"So far, the grand bargain between the core and the periphery has held up: the periphery continues austerity and reform while the core remains patient and provides financing. But the eurozone's political strains may soon reach a breaking point, with populist anti-austerity parties in the periphery and populist anti-euro and anti-bailout parties in the core possibly gaining the upper hand in next year's European Parliament elections."
A little more than a year ago, in the summer of 2012, the eurozone, faced with growing fears of a Greek exit and unsustainably high borrowing costs for Italy and Spain, appeared to be on the brink of collapse. Today, the risk that the monetary union could disintegrate has diminished significantly – but the factors that fueled it remain largely unaddressed.

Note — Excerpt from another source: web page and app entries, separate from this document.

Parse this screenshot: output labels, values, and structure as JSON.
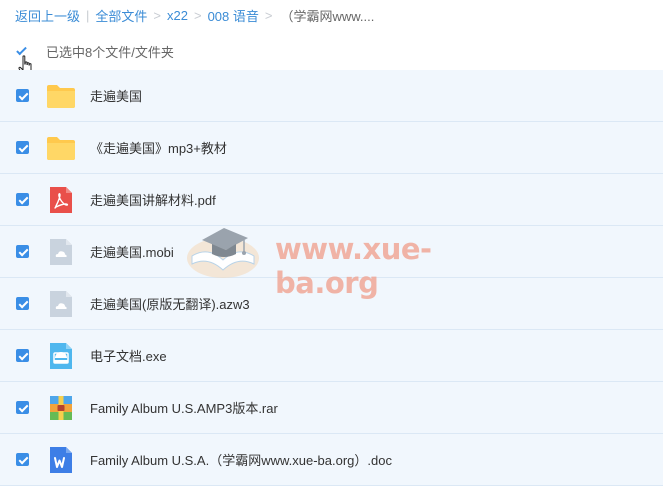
{
  "breadcrumb": {
    "back": "返回上一级",
    "all_files": "全部文件",
    "folder1": "x22",
    "folder2": "008 语音",
    "current": "（学霸网www....",
    "separator_main": "|",
    "separator": ">"
  },
  "selection": {
    "label": "已选中8个文件/文件夹",
    "checked": true
  },
  "files": [
    {
      "name": "走遍美国",
      "icon": "folder-icon",
      "checked": true
    },
    {
      "name": "《走遍美国》mp3+教材",
      "icon": "folder-icon",
      "checked": true
    },
    {
      "name": "走遍美国讲解材料.pdf",
      "icon": "pdf-icon",
      "checked": true
    },
    {
      "name": "走遍美国.mobi",
      "icon": "ebook-icon",
      "checked": true
    },
    {
      "name": "走遍美国(原版无翻译).azw3",
      "icon": "ebook-icon",
      "checked": true
    },
    {
      "name": "电子文档.exe",
      "icon": "exe-icon",
      "checked": true
    },
    {
      "name": "Family Album U.S.AMP3版本.rar",
      "icon": "rar-icon",
      "checked": true
    },
    {
      "name": "Family Album U.S.A.（学霸网www.xue-ba.org）.doc",
      "icon": "word-icon",
      "checked": true
    }
  ],
  "watermark": {
    "text": "www.xue-ba.org",
    "icon": "graduation-cap-icon"
  },
  "colors": {
    "accent": "#3a8ee6",
    "link": "#3b8cd6",
    "row_bg": "#f1f7fd",
    "folder": "#ffc94d",
    "pdf": "#e9504a",
    "word": "#3d7ee6",
    "watermark": "#f0a898"
  }
}
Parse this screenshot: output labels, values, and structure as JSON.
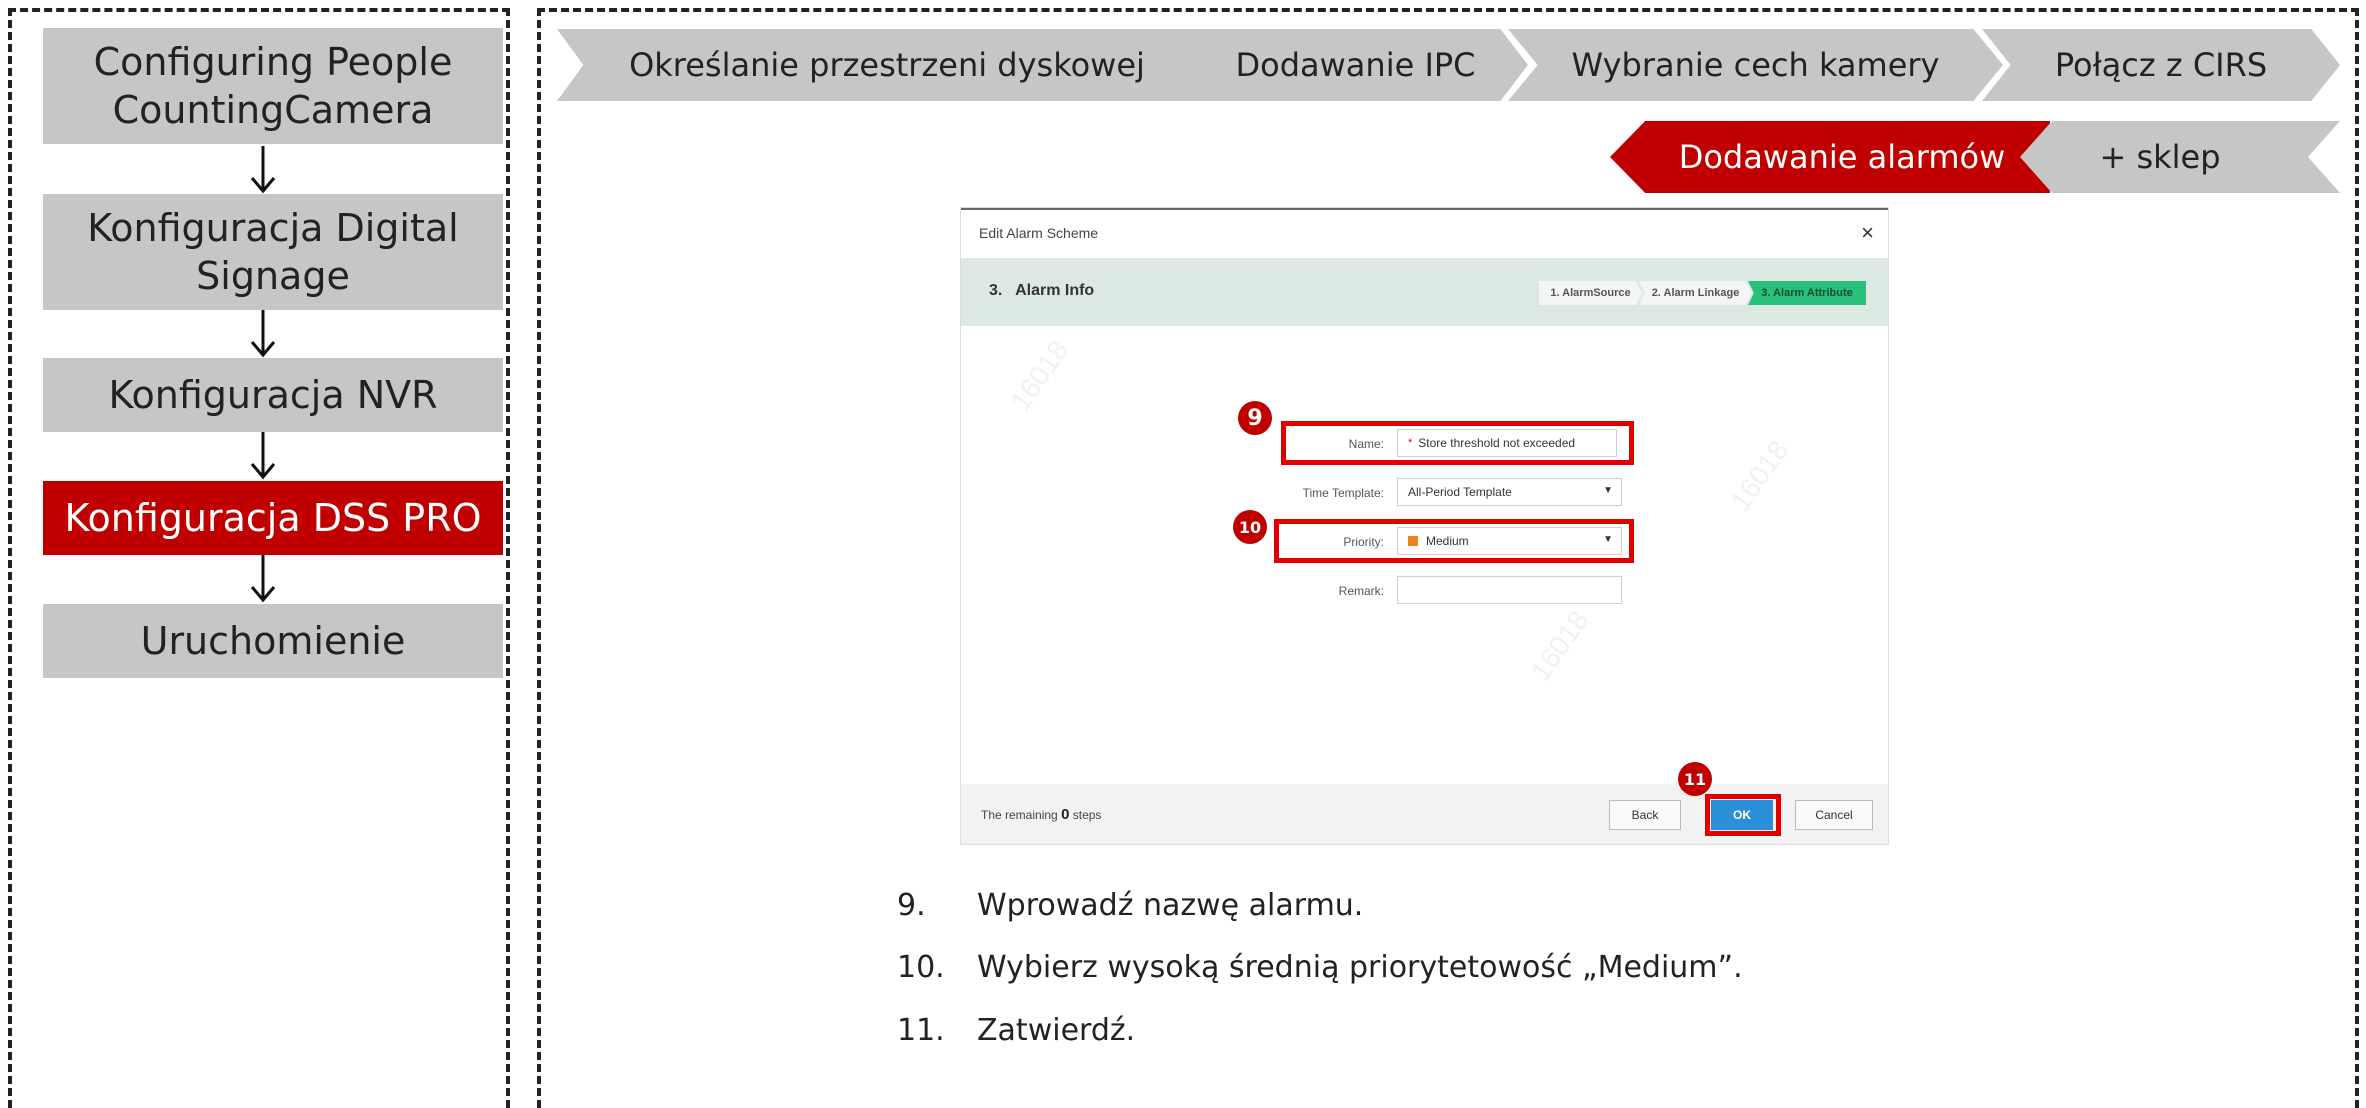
{
  "left_flow": {
    "steps": [
      {
        "label": "Configuring People CountingCamera",
        "active": false
      },
      {
        "label": "Konfiguracja Digital Signage",
        "active": false
      },
      {
        "label": "Konfiguracja NVR",
        "active": false
      },
      {
        "label": "Konfiguracja DSS PRO",
        "active": true
      },
      {
        "label": "Uruchomienie",
        "active": false
      }
    ]
  },
  "top_steps": {
    "row1": [
      "Określanie przestrzeni dyskowej",
      "Dodawanie IPC",
      "Wybranie cech kamery",
      "Połącz z CIRS"
    ],
    "row2": [
      "Dodawanie alarmów",
      "+ sklep"
    ]
  },
  "dialog": {
    "title": "Edit Alarm Scheme",
    "close": "×",
    "step_title": "3.   Alarm Info",
    "wizard": [
      "1. AlarmSource",
      "2. Alarm Linkage",
      "3. Alarm Attribute"
    ],
    "watermark": "16018",
    "fields": {
      "name_label": "Name:",
      "name_required": "*",
      "name_value": "Store threshold not exceeded",
      "time_label": "Time Template:",
      "time_value": "All-Period Template",
      "priority_label": "Priority:",
      "priority_value": "Medium",
      "remark_label": "Remark:",
      "remark_value": ""
    },
    "footer": {
      "remaining_prefix": "The remaining",
      "remaining_count": "0",
      "remaining_suffix": "steps",
      "back": "Back",
      "ok": "OK",
      "cancel": "Cancel"
    },
    "badges": [
      "9",
      "10",
      "11"
    ]
  },
  "instructions": [
    {
      "num": "9.",
      "text": "Wprowadź nazwę alarmu."
    },
    {
      "num": "10.",
      "text": "Wybierz wysoką średnią priorytetowość „Medium”."
    },
    {
      "num": "11.",
      "text": "Zatwierdź."
    }
  ],
  "colors": {
    "accent_red": "#c00000",
    "box_gray": "#c6c6c6",
    "ok_blue": "#2a8fd6",
    "wizard_green": "#29c07c"
  }
}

Several developments helped to restore calm. European Central Bank President Mario Draghi vowed to do "whatever it takes" to save the euro, and quickly institutionalized that pledge by establishing the ECB's "outright monetary transactions" program to buy distressed eurozone members' sovereign bonds. The European Stability Mechanism (ESM) was created, with €500 billion at its disposal to rescue eurozone banks and their home governments. Some progress has been made on a European banking union. And Germany has come to understand that the eurozone is as much a political project as an economic one.